It has been over a quarter century since the Carter administration set a goal of increasing the number of women working in the construction industry to 6.9% of the workforce. It is often overlooked that the stated intent of this policy initiative was for women to make up 25% of construction workers by the year 2000 (Eisenberg, 1999). While some isolated projects have met or exceeded the 6.9% target, the number of women working in the construction trades nationally increased in the first few years after 1979, but leveled off at under 3% in the early 1980’s and has stayed at that level for over two decades (Bureau of Labor Statistics, 2003). In fact, recent reports show that while the number of women moving into management and ownership positions in the construction industry has gone up sharply in the past few years, the number of tradeswomen has gone down.
Part of the UMass Boston Community-Engaged Teaching, Research, and Service Series. http://scholarworks.umb.edu/engage

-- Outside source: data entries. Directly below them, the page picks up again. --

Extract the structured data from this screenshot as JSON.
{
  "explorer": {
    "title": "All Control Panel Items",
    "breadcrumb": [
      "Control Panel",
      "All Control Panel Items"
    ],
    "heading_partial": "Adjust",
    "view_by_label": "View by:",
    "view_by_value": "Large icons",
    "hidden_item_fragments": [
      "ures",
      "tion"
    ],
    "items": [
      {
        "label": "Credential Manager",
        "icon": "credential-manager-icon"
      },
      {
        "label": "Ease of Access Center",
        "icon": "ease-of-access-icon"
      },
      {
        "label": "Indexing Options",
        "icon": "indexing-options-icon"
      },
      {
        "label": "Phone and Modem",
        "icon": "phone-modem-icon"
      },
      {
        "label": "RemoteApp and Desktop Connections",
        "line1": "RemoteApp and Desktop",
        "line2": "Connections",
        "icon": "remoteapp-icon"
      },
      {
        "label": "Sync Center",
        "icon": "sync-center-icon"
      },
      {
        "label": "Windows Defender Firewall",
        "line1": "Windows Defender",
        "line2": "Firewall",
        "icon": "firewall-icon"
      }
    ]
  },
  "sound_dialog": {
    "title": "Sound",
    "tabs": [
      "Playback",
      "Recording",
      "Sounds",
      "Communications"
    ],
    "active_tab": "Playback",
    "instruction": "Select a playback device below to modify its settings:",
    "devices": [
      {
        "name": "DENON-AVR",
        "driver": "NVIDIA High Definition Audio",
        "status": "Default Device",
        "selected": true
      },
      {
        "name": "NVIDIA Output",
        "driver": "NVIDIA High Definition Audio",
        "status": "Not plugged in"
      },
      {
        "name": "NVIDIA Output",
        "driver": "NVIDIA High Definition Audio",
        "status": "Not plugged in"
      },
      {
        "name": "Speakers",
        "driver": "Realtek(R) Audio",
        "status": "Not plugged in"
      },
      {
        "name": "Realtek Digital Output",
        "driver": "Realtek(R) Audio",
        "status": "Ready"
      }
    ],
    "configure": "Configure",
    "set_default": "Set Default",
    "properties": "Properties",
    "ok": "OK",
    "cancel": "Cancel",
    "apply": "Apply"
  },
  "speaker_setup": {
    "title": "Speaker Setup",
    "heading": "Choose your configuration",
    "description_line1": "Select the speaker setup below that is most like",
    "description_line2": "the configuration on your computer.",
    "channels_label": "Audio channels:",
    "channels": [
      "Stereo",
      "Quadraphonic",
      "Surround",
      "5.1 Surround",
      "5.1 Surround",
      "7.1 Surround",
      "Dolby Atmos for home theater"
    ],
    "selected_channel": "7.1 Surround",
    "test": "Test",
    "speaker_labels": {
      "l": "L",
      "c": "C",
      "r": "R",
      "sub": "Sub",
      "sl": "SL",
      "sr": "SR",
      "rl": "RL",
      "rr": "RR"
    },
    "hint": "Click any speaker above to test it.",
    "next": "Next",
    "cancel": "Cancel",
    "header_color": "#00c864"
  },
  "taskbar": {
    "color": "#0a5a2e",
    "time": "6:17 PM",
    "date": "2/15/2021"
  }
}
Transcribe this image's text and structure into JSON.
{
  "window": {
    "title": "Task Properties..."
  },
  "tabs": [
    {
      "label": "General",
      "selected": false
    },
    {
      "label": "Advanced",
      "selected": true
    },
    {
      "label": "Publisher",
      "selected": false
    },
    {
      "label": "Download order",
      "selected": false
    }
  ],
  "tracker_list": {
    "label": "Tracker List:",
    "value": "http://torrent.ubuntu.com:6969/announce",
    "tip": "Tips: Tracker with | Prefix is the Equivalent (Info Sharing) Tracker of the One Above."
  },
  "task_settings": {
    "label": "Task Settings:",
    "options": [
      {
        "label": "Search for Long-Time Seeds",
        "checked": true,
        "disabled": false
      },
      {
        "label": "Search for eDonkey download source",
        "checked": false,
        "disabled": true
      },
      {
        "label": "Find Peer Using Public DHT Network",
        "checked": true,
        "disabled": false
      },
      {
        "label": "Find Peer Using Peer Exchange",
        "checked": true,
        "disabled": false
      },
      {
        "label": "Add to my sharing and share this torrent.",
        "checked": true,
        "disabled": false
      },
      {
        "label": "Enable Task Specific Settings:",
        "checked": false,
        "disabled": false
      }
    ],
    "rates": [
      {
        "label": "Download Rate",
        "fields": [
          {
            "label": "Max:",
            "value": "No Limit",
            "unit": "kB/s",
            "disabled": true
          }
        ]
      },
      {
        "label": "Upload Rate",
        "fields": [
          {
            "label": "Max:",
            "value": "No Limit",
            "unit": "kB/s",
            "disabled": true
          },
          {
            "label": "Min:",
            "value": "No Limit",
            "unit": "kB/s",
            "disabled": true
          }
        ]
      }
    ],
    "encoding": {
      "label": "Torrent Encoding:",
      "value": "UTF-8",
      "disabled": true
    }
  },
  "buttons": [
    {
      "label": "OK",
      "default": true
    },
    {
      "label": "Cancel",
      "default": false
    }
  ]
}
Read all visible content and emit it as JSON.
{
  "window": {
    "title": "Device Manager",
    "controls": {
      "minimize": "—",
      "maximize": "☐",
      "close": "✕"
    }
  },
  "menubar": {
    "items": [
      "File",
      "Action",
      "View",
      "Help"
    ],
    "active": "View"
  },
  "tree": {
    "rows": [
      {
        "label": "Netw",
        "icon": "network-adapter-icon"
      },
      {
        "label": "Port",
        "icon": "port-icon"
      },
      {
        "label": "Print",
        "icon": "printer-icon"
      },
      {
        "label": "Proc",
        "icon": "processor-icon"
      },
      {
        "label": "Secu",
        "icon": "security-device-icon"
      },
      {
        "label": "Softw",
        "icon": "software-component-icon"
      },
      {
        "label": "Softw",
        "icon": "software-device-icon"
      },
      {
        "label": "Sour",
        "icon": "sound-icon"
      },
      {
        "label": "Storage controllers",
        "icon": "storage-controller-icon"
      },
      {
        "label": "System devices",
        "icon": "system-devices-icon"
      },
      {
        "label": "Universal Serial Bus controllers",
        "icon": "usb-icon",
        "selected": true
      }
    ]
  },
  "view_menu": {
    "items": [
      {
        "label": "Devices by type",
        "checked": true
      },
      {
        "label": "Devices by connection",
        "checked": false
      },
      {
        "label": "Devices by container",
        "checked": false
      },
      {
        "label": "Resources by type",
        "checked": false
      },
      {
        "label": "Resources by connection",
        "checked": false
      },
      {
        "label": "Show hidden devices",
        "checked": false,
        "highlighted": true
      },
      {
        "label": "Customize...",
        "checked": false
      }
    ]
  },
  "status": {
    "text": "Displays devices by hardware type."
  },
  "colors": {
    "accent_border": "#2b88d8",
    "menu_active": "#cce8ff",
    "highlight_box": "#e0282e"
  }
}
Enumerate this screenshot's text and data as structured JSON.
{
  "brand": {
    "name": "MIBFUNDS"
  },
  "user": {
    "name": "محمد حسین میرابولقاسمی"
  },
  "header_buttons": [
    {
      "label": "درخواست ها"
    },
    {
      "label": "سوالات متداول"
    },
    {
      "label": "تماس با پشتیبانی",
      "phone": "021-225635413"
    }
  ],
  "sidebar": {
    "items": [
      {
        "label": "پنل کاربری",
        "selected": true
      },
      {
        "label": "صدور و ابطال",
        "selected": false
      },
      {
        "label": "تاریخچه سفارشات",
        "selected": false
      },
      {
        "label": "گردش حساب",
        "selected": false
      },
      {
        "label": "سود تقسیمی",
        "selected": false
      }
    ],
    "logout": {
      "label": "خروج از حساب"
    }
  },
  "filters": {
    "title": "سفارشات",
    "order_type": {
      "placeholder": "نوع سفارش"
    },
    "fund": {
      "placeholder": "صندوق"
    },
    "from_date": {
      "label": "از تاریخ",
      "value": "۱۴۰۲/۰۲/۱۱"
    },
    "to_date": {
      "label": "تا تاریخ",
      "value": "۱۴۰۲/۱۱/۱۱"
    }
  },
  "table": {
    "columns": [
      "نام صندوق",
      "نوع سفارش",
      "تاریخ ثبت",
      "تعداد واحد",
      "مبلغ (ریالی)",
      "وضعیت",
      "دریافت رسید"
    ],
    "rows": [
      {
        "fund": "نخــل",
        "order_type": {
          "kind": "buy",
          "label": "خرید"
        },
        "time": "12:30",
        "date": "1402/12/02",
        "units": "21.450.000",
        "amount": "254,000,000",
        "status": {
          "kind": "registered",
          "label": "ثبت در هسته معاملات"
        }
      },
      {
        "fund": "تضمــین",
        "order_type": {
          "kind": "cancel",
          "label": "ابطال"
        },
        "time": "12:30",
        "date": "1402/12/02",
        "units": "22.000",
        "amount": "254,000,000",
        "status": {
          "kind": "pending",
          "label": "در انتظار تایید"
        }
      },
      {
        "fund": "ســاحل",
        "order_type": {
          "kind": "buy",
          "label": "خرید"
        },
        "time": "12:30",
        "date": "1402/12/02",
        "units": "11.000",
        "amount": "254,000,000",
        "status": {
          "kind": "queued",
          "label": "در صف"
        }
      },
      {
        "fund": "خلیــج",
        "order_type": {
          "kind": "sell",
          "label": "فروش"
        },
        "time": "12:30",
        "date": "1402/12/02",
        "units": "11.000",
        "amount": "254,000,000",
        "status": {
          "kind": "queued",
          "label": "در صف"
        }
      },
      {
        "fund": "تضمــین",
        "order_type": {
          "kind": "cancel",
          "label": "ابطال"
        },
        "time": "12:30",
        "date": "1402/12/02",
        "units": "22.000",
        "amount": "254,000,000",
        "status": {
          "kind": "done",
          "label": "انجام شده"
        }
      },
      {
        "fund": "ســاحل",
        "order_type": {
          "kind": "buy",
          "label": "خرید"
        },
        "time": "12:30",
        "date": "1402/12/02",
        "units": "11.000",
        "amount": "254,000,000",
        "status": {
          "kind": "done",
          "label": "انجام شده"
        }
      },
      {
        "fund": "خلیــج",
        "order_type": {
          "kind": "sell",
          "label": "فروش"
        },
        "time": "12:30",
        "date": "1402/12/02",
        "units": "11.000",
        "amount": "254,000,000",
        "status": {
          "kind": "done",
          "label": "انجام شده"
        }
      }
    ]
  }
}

Moir, Susan ScD and Skidmore, Elizabeth, "DESIGNING A PRE-APPRENTICESHIP MODEL FOR WOMEN ENTERING AND SUCCEEDING IN THE CONSTRUCTION TRADES" (2004). Labor Studies Faculty Publication Series. 2.